In February, Travolution reported on a Fortune Cookie survey of the accessibility to disabled people of websites in the travel sector.
The findings suggested industry-wide failure to engage with disabled and older web users, a market which the government has valued at £80 billion per annum.
Although pockets of good practice can be found, disabled travellers’ choices are severely curtailed.
As the industry braces itself for a recession, brands’ ability to engage all potential customers is becoming vital.
Disabled people aspire to travel. The web should be a rich source of information to enable them to plan and book their travel arrangements.
But at present, most web content is simply too difficult for disabled (and older) people to use.
Not only are travel operators missing up to 15% of potential customers, many are failing to meet their legal duty to disabled people as set out in the 1995 Disability Discrimination Act.
But how do disabled people use the web, and what can travel brands do to make access and interaction easier for them?
Help is at hand.

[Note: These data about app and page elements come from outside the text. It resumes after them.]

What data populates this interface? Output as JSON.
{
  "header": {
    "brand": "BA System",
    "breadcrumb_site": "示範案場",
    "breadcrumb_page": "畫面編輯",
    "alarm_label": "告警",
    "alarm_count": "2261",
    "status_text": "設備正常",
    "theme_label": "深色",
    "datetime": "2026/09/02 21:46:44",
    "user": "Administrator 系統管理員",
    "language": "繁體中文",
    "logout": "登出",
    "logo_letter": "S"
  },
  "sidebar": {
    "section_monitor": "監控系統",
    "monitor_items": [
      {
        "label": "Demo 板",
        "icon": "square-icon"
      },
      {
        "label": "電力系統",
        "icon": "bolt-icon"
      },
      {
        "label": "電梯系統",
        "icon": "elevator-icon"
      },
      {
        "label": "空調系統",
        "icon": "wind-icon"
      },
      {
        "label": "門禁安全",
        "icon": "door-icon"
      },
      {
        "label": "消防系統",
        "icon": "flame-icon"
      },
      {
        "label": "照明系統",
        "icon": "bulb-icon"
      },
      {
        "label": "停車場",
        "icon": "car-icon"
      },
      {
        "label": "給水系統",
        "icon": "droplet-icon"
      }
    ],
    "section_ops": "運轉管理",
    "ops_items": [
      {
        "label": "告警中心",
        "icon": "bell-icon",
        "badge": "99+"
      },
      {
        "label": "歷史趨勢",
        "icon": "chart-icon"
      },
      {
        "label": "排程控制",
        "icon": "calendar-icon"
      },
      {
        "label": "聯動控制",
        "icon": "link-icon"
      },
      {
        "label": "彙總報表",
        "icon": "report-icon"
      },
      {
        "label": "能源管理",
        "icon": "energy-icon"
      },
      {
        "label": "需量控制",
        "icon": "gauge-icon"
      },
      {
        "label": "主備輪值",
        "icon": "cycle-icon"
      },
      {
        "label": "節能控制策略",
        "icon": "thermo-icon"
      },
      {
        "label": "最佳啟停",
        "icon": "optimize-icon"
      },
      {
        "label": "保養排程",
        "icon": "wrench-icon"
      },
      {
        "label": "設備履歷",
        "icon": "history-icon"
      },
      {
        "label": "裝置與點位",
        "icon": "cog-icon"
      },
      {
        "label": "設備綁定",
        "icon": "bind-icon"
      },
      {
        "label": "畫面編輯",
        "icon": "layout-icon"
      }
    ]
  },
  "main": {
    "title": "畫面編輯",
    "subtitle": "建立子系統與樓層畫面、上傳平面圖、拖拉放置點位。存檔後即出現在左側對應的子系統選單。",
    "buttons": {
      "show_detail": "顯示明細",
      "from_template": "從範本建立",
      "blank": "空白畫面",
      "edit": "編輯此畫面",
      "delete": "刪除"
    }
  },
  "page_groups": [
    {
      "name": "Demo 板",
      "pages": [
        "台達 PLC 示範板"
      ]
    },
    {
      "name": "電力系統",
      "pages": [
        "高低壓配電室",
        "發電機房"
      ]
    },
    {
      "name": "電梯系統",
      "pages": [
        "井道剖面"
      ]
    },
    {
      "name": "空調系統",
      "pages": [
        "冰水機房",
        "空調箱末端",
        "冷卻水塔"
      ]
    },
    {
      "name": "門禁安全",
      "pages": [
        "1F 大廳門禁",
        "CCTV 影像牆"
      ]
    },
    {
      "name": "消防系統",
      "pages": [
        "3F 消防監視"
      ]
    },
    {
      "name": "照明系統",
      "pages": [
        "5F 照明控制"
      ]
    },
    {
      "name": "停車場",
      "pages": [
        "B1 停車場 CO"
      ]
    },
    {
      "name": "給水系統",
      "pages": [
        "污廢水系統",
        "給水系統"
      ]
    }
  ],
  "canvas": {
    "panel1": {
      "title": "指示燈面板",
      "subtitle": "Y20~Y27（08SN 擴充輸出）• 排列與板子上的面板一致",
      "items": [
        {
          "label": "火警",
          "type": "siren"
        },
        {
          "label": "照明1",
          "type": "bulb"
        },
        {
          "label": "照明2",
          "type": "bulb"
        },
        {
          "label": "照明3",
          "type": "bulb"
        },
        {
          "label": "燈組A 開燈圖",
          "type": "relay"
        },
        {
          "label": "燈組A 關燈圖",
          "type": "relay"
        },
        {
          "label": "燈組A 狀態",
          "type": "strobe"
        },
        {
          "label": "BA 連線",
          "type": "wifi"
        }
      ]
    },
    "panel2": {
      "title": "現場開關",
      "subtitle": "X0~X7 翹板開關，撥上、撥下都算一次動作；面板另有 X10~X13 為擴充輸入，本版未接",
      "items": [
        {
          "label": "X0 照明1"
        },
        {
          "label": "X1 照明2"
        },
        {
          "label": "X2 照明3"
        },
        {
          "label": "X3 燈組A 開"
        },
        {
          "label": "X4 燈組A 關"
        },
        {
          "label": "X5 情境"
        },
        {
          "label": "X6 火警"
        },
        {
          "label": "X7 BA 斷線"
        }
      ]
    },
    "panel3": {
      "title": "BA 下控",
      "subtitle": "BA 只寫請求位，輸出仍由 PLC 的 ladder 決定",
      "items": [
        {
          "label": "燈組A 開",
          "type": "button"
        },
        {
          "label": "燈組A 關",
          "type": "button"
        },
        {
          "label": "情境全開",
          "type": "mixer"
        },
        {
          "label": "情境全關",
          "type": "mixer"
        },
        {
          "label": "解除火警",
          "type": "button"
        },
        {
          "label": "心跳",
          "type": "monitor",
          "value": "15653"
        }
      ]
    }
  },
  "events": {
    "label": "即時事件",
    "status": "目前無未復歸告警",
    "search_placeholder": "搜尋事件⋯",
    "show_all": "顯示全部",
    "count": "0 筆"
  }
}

BSI British Standards has announced the release of a draft British Standard that should help travel brands improve their reach into the largely untapped market of disabled web users.
In less than 50 pages, ‘BS 8878: Web accessibility – Building Accessible Experiences for Disabled People’ sets out a clear, easy-to-implement process that will help brands to enhance the accessibility and usability of their web content and applications for everyone.
Packed with practical recommendations, BS 8878 puts the focus on what brands can do to deliver compelling web experiences that deliver great conversion and improved SEO.
The draft of BS 8878 is available for comments until 31 January 2009.